DO BIGHA ZAMIN, cannot be complete without mention the superlative performance of its lead actor, Balraj Sahani, who played the protagonist Shambhus, who is forced to sell his land. 

Balraj Sahani, was an obscure actor struggling at IPTA. But with DO BIGHA ZAMIN he became an actor to reckon. To get into the skin of rickshaw puller’s character Balraj Sahni had interacted with a lot of poor rickshaw pullers and used rehearse pulling a rickshaw on the streets of Calcutta. 

DO BIGHA ZAMIN was released in 1953 when India was witnessing an Industrial revolution and Indian farmers were becoming victims of landlord. However today in 2014 the movie is still relevant because even today our farmers are in the same agony, instead of landlords; the builders lobby is exploiting them. 

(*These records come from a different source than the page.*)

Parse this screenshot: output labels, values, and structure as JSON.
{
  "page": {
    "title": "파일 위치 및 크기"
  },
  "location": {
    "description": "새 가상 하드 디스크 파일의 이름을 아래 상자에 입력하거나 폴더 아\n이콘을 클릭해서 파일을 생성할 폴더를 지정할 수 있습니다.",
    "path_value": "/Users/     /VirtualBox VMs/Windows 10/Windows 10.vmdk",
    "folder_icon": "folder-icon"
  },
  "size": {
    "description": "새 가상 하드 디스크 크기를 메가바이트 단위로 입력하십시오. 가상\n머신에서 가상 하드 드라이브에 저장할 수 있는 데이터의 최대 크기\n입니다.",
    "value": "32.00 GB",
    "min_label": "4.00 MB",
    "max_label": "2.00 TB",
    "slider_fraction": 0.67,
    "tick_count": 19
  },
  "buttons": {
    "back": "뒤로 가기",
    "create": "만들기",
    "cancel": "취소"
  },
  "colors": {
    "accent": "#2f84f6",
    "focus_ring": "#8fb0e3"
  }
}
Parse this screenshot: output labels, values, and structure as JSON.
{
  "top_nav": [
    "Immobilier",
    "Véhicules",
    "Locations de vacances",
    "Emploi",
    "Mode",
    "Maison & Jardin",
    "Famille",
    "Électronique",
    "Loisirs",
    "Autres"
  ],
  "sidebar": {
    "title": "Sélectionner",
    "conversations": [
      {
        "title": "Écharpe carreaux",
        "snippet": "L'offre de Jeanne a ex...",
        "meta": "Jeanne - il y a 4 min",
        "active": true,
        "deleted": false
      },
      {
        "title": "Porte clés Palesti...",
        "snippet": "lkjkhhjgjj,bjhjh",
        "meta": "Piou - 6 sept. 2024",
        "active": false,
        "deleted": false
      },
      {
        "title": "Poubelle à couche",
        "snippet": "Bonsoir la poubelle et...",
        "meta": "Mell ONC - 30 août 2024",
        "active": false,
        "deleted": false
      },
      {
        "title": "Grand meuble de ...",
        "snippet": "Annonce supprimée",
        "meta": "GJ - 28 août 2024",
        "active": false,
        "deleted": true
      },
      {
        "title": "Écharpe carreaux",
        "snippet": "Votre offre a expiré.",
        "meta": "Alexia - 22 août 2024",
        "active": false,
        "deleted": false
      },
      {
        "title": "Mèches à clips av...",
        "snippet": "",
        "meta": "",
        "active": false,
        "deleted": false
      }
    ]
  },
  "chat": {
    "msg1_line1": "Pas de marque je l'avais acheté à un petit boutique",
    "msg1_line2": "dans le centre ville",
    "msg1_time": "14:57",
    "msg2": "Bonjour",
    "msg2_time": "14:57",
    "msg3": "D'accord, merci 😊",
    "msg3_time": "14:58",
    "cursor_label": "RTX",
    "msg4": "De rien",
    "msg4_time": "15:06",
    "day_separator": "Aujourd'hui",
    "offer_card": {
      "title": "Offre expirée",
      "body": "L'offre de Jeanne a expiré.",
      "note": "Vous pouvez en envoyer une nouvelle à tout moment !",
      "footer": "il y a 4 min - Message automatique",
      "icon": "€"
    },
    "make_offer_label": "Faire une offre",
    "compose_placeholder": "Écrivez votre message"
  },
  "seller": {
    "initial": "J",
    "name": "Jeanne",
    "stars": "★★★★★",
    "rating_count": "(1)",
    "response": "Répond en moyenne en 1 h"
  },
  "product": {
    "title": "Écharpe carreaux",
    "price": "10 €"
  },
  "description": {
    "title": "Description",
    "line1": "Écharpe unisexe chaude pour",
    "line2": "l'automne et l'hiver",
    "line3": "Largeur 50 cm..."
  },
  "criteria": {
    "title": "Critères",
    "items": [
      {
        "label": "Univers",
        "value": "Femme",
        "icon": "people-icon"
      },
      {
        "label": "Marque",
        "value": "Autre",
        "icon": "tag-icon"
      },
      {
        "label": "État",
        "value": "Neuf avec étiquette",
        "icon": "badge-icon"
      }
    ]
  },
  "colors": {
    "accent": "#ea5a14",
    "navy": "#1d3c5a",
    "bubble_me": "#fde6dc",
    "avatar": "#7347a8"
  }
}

Note: In the next issue read about Bimal Roy’s other great milestone DEVDAS